== Segment start ==
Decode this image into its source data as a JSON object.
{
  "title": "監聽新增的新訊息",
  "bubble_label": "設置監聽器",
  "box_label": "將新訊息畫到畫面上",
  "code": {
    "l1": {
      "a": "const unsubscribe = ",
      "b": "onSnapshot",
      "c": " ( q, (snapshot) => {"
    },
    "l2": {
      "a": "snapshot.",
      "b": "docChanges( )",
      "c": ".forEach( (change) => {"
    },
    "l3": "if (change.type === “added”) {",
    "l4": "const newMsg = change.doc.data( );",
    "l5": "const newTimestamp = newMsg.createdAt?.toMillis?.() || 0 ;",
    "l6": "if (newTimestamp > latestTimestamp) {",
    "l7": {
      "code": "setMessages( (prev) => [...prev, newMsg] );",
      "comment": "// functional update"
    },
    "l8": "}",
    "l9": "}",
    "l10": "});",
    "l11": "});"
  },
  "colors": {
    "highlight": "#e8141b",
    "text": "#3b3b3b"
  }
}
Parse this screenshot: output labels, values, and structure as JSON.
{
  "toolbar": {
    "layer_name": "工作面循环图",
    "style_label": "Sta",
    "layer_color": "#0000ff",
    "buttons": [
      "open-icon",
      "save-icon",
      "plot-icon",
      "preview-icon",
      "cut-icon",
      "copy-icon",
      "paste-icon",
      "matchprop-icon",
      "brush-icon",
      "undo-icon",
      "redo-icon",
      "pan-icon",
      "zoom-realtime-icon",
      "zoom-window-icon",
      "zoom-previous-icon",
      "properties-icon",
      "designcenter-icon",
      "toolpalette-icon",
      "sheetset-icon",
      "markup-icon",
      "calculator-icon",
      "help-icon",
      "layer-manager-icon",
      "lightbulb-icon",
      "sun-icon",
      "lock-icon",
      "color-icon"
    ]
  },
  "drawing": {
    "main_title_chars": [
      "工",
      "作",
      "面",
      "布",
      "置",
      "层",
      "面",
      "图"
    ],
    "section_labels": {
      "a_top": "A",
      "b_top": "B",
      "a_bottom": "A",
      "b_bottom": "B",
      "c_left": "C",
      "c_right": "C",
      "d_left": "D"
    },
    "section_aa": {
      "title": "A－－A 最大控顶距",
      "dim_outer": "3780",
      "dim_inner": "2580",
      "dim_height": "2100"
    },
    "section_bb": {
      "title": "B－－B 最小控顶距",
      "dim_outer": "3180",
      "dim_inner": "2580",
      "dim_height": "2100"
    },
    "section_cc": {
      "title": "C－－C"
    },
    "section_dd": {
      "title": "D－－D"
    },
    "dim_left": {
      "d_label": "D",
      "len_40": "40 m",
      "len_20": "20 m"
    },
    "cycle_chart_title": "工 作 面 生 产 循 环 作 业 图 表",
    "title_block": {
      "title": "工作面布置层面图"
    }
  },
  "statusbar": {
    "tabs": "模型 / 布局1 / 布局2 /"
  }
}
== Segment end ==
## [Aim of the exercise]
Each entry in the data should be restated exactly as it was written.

## [Solution to the problem]
Decode this image into its source data as a JSON object.
{
  "title": "監聽新增的新訊息",
  "bubble_label": "設置監聽器",
  "box_label": "將新訊息畫到畫面上",
  "code": {
    "l1": {
      "a": "const unsubscribe = ",
      "b": "onSnapshot",
      "c": " ( q, (snapshot) => {"
    },
    "l2": {
      "a": "snapshot.",
      "b": "docChanges( )",
      "c": ".forEach( (change) => {"
    },
    "l3": "if (change.type === “added”) {",
    "l4": "const newMsg = change.doc.data( );",
    "l5": "const newTimestamp = newMsg.createdAt?.toMillis?.() || 0 ;",
    "l6": "if (newTimestamp > latestTimestamp) {",
    "l7": {
      "code": "setMessages( (prev) => [...prev, newMsg] );",
      "comment": "// functional update"
    },
    "l8": "}",
    "l9": "}",
    "l10": "});",
    "l11": "});"
  },
  "colors": {
    "highlight": "#e8141b",
    "text": "#3b3b3b"
  }
}
Parse this screenshot: output labels, values, and structure as JSON.
{
  "toolbar": {
    "layer_name": "工作面循环图",
    "style_label": "Sta",
    "layer_color": "#0000ff",
    "buttons": [
      "open-icon",
      "save-icon",
      "plot-icon",
      "preview-icon",
      "cut-icon",
      "copy-icon",
      "paste-icon",
      "matchprop-icon",
      "brush-icon",
      "undo-icon",
      "redo-icon",
      "pan-icon",
      "zoom-realtime-icon",
      "zoom-window-icon",
      "zoom-previous-icon",
      "properties-icon",
      "designcenter-icon",
      "toolpalette-icon",
      "sheetset-icon",
      "markup-icon",
      "calculator-icon",
      "help-icon",
      "layer-manager-icon",
      "lightbulb-icon",
      "sun-icon",
      "lock-icon",
      "color-icon"
    ]
  },
  "drawing": {
    "main_title_chars": [
      "工",
      "作",
      "面",
      "布",
      "置",
      "层",
      "面",
      "图"
    ],
    "section_labels": {
      "a_top": "A",
      "b_top": "B",
      "a_bottom": "A",
      "b_bottom": "B",
      "c_left": "C",
      "c_right": "C",
      "d_left": "D"
    },
    "section_aa": {
      "title": "A－－A 最大控顶距",
      "dim_outer": "3780",
      "dim_inner": "2580",
      "dim_height": "2100"
    },
    "section_bb": {
      "title": "B－－B 最小控顶距",
      "dim_outer": "3180",
      "dim_inner": "2580",
      "dim_height": "2100"
    },
    "section_cc": {
      "title": "C－－C"
    },
    "section_dd": {
      "title": "D－－D"
    },
    "dim_left": {
      "d_label": "D",
      "len_40": "40 m",
      "len_20": "20 m"
    },
    "cycle_chart_title": "工 作 面 生 产 循 环 作 业 图 表",
    "title_block": {
      "title": "工作面布置层面图"
    }
  },
  "statusbar": {
    "tabs": "模型 / 布局1 / 布局2 /"
  }
}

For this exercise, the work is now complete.